There's much ado about the "difficult" question of setting a timetable for the US withdrawal from Iraq. Joe- an online acquaintance of mine- blogged recently about this very thing, and I think his post is rather typical of many people's thoughts on the matter, albeit expressed in a more erudite, lucid manner. Joe weighs the options and while he doesn't exactly commit, he seems to settle on not instituting a timetable for withdrawal. His reasoning is really what I'm taking issue with. So, as promised, here is my crystal clear solution to this difficult issue in 1 1/2 points:
1. Do what the Iraqis want us to do. Not only is this our responsibility as an occupying force, but it's the only thing we should care about if we're doing this to "help" the Iraqis. 70% of all Iraqis think we should set a solid timetable for withdrawal regardless of the security situation. Um... so what exactly do we have to argue about?

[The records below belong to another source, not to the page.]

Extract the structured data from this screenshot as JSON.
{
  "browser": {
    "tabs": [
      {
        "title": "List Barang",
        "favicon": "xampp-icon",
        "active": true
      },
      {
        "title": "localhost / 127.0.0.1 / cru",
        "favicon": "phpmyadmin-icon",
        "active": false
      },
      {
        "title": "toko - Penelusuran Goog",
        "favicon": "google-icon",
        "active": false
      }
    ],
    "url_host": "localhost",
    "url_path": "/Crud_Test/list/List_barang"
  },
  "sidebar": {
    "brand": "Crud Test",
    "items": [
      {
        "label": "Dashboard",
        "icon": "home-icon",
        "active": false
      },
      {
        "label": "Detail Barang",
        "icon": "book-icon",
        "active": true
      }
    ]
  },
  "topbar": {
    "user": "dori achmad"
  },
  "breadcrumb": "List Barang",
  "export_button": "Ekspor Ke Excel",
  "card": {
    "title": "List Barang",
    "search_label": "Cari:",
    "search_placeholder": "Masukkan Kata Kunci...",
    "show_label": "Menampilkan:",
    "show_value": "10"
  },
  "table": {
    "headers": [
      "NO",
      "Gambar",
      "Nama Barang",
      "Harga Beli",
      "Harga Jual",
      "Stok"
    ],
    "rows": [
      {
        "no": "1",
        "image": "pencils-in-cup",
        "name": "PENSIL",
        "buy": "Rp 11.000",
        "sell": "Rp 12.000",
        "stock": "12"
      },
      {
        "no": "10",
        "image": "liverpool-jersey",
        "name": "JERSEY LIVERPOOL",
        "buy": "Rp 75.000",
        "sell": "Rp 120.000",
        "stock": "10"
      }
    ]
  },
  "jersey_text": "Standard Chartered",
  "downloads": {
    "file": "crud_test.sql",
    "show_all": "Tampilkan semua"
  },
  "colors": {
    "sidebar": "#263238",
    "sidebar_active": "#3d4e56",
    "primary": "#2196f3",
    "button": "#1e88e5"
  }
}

1 1/2. Huge majorities of Iraqis think our presence makes the security situation worse. This is beating a dead horse (because point one is strong enough to stand on its own) but this is twice the reason to get out of Iraq (perhaps even now.) Sure, we might like to view ourselves as the last strand holding the thin veneer of Iraqi society together but that's pure fantasy. 64% of all Iraqis (ibid, your honor) think that crime and violent attacks would decrease as soon as we leave, and they also think they'd better able to cooperate in Parliament.
Of course, I may be emboldening the enemy as we speak (the 3:00 mark.)